In the former Compton Street, Nos. 33 and 37 survive. No. 33 is a baker's shop, with two storeys above of old brickwork and a later attic. No. 37 has a shop and a large gateway that led to the stable buildings to the north. The upper storeys are stuccoed and have architraves and pediments to the windows.
At the former No. 2 Tavistock Place, Zachary Macaulay (1768–1838), the philanthropist, lived in 1835. John Britton, the antiquary (1771–1857), lived at No. 10 between 1811 and 1820. Francis Douce, antiquary (1757–1834), lived at No. 32 in 1807, and John Galt, the novelist (1779–1839), lived there from 1822 to 1823. Between 1835 and 1837, Dr. Willan, the surgeon, lived at No. 35, and Francis Baily, the famous physicist and astronomer (1774–1844), lived at the former No. 37 from 1826 until his death there in 1844. These houses have since disappeared. The Mary Ward Settlement, designed by Dunbar Smith and Cecil Brewer, was opened by John Morley in 1898.
CXVI—Judd Street (southern section) (formerly part of Hunter Street and earlier North Hunter Street)
The only buildings left between Tavistock Place and Leigh Street are Nos. 61, 63, and 65 on the west side.

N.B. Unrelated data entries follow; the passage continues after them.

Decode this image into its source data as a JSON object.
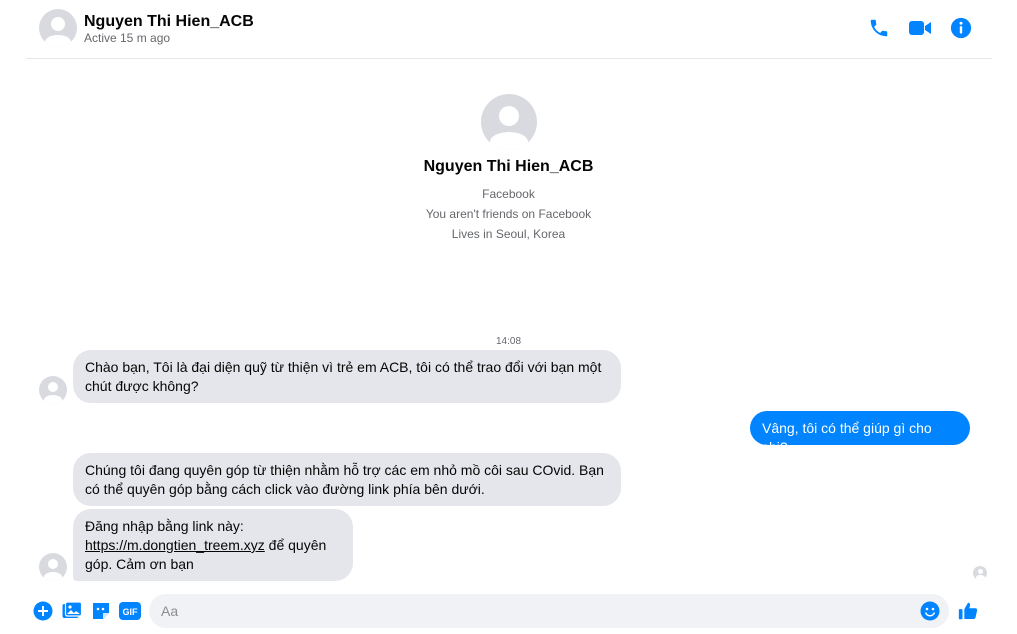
{
  "header": {
    "name": "Nguyen Thi Hien_ACB",
    "status": "Active 15 m ago",
    "icons": [
      "phone-icon",
      "video-icon",
      "info-icon"
    ],
    "accent": "#0084ff"
  },
  "profile": {
    "name": "Nguyen Thi Hien_ACB",
    "line1": "Facebook",
    "line2": "You aren't friends on Facebook",
    "line3": "Lives in Seoul, Korea"
  },
  "conversation": {
    "timestamp": "14:08",
    "msg1": "Chào bạn, Tôi là đại diện quỹ từ thiện vì trẻ em ACB, tôi có thể trao đổi với bạn một chút được không?",
    "reply": "Vâng, tôi có thể giúp gì cho chị?",
    "msg2": "Chúng tôi đang quyên góp từ thiện nhằm hỗ trợ các em nhỏ mồ côi sau COvid. Bạn có thể quyên góp bằng cách click vào đường link phía bên dưới.",
    "msg3_prefix": "Đăng nhập bằng link này:",
    "msg3_link": "https://m.dongtien_treem.xyz",
    "msg3_suffix": " để quyên góp. Cảm ơn bạn"
  },
  "composer": {
    "placeholder": "Aa",
    "icons": [
      "add-icon",
      "photo-icon",
      "sticker-icon",
      "gif-icon",
      "emoji-icon",
      "like-icon"
    ],
    "gif_label": "GIF"
  }
}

Among the principal inhabitants the following have been noted; the numbers are the present ones in Judd Street, with the former numbers in Hunter Street in brackets and those in Hunter Street North prefixed by an N.